Actually, “a little zealous” describes her off-days. Most of the time she’s a research fanatic.

But I can’t complain much because she often finds some real gems. Case in point, a charming publication called Old Settler’s Gazette. A compilation of century old news, brought together for the residents of Pulaski County, Missouri.

Interesting year, 1912. Remember it? Continue reading “All the News That’s Fit to Print in 1912”

I Pretend to be Daring and All That

So I’m nearly recovered from our vacation jumpand I want to tell you about the uber-exciting thing I did.

This uber-exciting thing fulfilled a childhood fantasy of mine and made me feel gosh-darn giddy and… you know… uber-excited.

I’m going to tell you about it even though you won’t find it uber-exciting. In fact, it’s highly unlikely you’ll find it mildly exciting. You’ll probably read it, scratch your head and say, “huh?”

But I don’t care. I’m going to tell about it anyway because, 1) I remain uber-excited about it and, 2) I think you’re nice and will humor me.

Please don’t let me down.

Continue reading “I Pretend to be Daring and All That”

Learning to Cook: A Very Special Visit With Betty

Gather ’round, boys and girls. We’re going to have some fun today, because we have a very special guest with us! She’s going to watch as we continue to learn how to cook just like Mother! Because that’s what we all want to do, right?

WP_20151006_05_53_35_Pro[1]Oh, and look … here is our special guest! Say hello to Betty Crocker, circa 1973. Hello Betty!

Johnny, one mustn’t scream like that when someone enters the room.  Say you’re sorry to Ms. Crocker.
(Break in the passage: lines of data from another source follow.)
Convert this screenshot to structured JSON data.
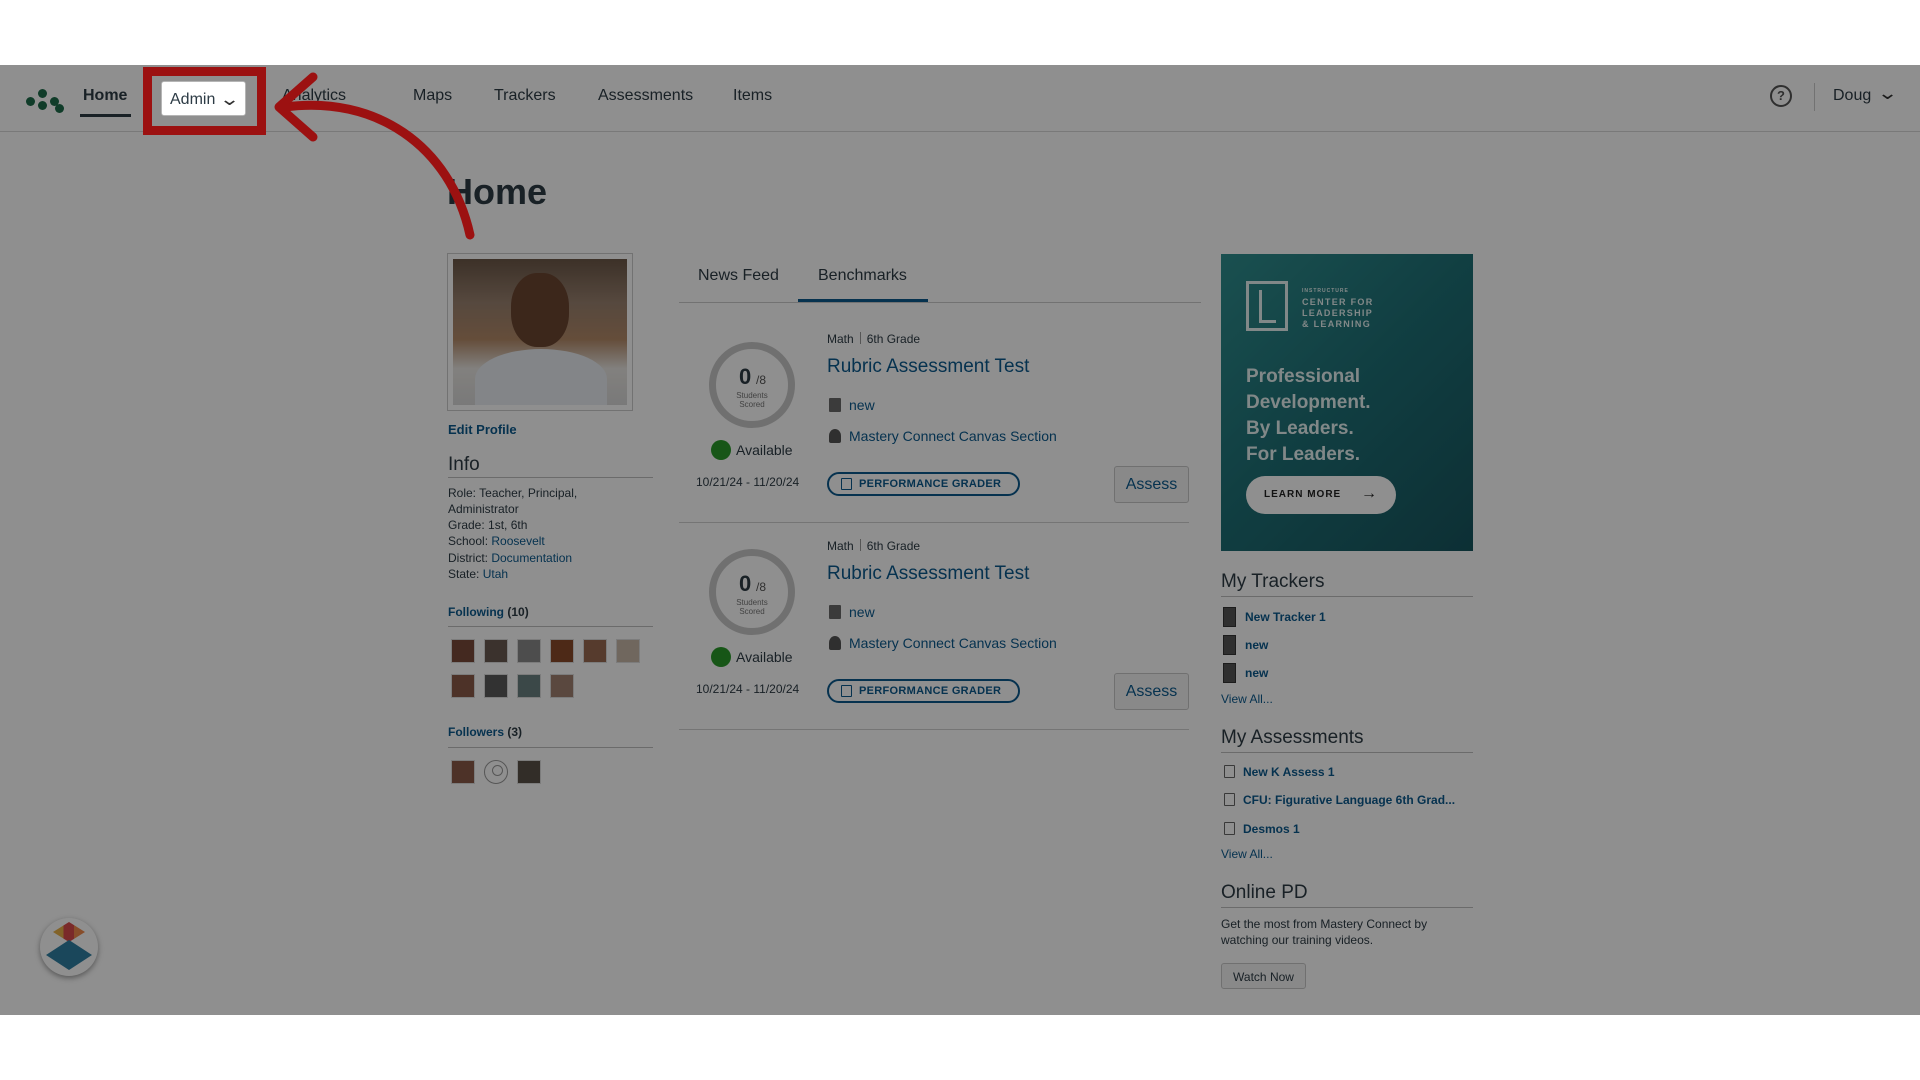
{
  "nav": {
    "home": "Home",
    "admin": "Admin",
    "analytics": "Analytics",
    "maps": "Maps",
    "trackers": "Trackers",
    "assessments": "Assessments",
    "items": "Items",
    "user": "Doug",
    "help_glyph": "?"
  },
  "page": {
    "title": "Home"
  },
  "profile": {
    "edit": "Edit Profile",
    "info_heading": "Info",
    "role_label": "Role:",
    "role_value": "Teacher, Principal,",
    "role_value2": "Administrator",
    "grade_label": "Grade:",
    "grade_value": "1st, 6th",
    "school_label": "School:",
    "school_value": "Roosevelt",
    "district_label": "District:",
    "district_value": "Documentation",
    "state_label": "State:",
    "state_value": "Utah",
    "following_label": "Following",
    "following_count": "(10)",
    "followers_label": "Followers",
    "followers_count": "(3)"
  },
  "tabs": {
    "news": "News Feed",
    "benchmarks": "Benchmarks"
  },
  "cards": [
    {
      "score": "0",
      "total": "/8",
      "caption1": "Students",
      "caption2": "Scored",
      "status": "Available",
      "dates": "10/21/24 - 11/20/24",
      "subject": "Math",
      "grade": "6th Grade",
      "title": "Rubric Assessment Test",
      "tracker": "new",
      "section": "Mastery Connect Canvas Section",
      "grader": "PERFORMANCE GRADER",
      "assess": "Assess"
    },
    {
      "score": "0",
      "total": "/8",
      "caption1": "Students",
      "caption2": "Scored",
      "status": "Available",
      "dates": "10/21/24 - 11/20/24",
      "subject": "Math",
      "grade": "6th Grade",
      "title": "Rubric Assessment Test",
      "tracker": "new",
      "section": "Mastery Connect Canvas Section",
      "grader": "PERFORMANCE GRADER",
      "assess": "Assess"
    }
  ],
  "ad": {
    "org_small": "INSTRUCTURE",
    "org_line1": "CENTER FOR",
    "org_line2": "LEADERSHIP",
    "org_line3": "& LEARNING",
    "headline1": "Professional",
    "headline2": "Development.",
    "headline3": "By Leaders.",
    "headline4": "For Leaders.",
    "cta": "LEARN MORE"
  },
  "trackers": {
    "heading": "My Trackers",
    "items": [
      "New Tracker 1",
      "new",
      "new"
    ],
    "view_all": "View All..."
  },
  "my_assessments": {
    "heading": "My Assessments",
    "items": [
      "New K Assess 1",
      "CFU: Figurative Language 6th Grad...",
      "Desmos 1"
    ],
    "view_all": "View All..."
  },
  "online_pd": {
    "heading": "Online PD",
    "text": "Get the most from Mastery Connect by watching our training videos.",
    "button": "Watch Now"
  },
  "colors": {
    "highlight": "#9c1111",
    "link": "#0b5a8e",
    "available": "#2a9a2a"
  }
}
You can sit to the left there, Ms. Crocker. You’ll be able to keep a careful eye on everyone, and I’m sure all the boys and girls will find that very comforting.
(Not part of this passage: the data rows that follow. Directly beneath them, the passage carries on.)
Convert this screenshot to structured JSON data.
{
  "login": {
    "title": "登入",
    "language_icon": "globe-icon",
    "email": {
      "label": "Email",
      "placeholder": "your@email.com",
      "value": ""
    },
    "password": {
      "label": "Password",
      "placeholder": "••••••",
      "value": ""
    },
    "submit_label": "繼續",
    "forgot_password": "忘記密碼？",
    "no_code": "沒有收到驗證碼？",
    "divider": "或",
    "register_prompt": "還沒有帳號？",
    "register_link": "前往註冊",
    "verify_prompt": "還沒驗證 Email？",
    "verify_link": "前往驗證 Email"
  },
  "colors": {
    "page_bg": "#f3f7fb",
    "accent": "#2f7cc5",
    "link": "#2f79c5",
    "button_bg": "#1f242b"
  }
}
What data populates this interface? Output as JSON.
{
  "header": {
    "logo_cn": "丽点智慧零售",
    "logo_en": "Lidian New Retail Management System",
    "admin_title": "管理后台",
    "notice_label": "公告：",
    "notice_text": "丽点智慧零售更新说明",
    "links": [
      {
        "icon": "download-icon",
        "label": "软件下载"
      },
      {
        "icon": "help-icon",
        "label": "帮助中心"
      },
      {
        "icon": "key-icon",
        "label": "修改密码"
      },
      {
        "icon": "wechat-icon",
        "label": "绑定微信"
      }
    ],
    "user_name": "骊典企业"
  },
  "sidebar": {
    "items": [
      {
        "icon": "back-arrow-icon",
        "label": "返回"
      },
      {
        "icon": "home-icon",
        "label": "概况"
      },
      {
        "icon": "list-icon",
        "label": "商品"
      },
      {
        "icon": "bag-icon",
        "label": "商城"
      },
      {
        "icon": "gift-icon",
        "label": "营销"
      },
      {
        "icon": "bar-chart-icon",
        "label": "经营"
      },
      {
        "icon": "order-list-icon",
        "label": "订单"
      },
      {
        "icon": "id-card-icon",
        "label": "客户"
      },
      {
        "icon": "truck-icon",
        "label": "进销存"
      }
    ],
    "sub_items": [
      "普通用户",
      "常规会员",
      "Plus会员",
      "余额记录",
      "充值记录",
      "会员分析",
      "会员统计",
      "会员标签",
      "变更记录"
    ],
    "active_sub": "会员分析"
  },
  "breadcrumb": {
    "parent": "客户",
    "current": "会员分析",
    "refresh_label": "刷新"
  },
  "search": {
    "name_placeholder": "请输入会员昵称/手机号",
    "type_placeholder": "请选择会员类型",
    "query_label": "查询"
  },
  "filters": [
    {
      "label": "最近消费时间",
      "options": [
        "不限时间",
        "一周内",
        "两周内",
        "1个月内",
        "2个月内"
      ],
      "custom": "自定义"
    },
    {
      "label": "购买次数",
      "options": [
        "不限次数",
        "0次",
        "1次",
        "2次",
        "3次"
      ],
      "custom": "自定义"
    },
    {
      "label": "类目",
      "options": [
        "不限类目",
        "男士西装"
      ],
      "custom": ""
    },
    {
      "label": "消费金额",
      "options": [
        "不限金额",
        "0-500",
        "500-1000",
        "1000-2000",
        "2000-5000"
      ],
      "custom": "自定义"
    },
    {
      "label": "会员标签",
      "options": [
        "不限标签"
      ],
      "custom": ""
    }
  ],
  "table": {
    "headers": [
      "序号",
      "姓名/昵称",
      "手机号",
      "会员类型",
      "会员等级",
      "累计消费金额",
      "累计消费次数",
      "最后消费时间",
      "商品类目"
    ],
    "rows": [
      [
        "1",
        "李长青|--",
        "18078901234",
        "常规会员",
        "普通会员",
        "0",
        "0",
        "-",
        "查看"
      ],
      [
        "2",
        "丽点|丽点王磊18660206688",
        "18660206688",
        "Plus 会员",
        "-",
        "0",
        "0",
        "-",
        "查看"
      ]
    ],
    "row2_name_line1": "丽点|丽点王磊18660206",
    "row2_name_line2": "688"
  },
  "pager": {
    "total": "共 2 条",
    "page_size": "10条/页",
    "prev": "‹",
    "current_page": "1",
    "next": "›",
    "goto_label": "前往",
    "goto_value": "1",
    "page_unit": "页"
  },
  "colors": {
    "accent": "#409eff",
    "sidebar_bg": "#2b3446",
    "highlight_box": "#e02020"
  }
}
Now, children, please get out your cookbooks. I hope you all remembered … oh dear. You didn’t bring your cookbook with you?

Well, never mind. Here, you can use mine. Just please don’t spill WP_20151005_16_30_23_Pro[1]anything on it, okay? The current spills will one day be carbon dated and we don’t want to throw off their findings.

Now Ms. Crocker very kindly updated her Boy’s and Girl’s Cookbook from 1957 so it would be exactly what our modern children of 1973 would want. Isn’t that grand?

So let’s get started with learning how to cook!

Continue reading “Learning to Cook: A Very Special Visit With Betty”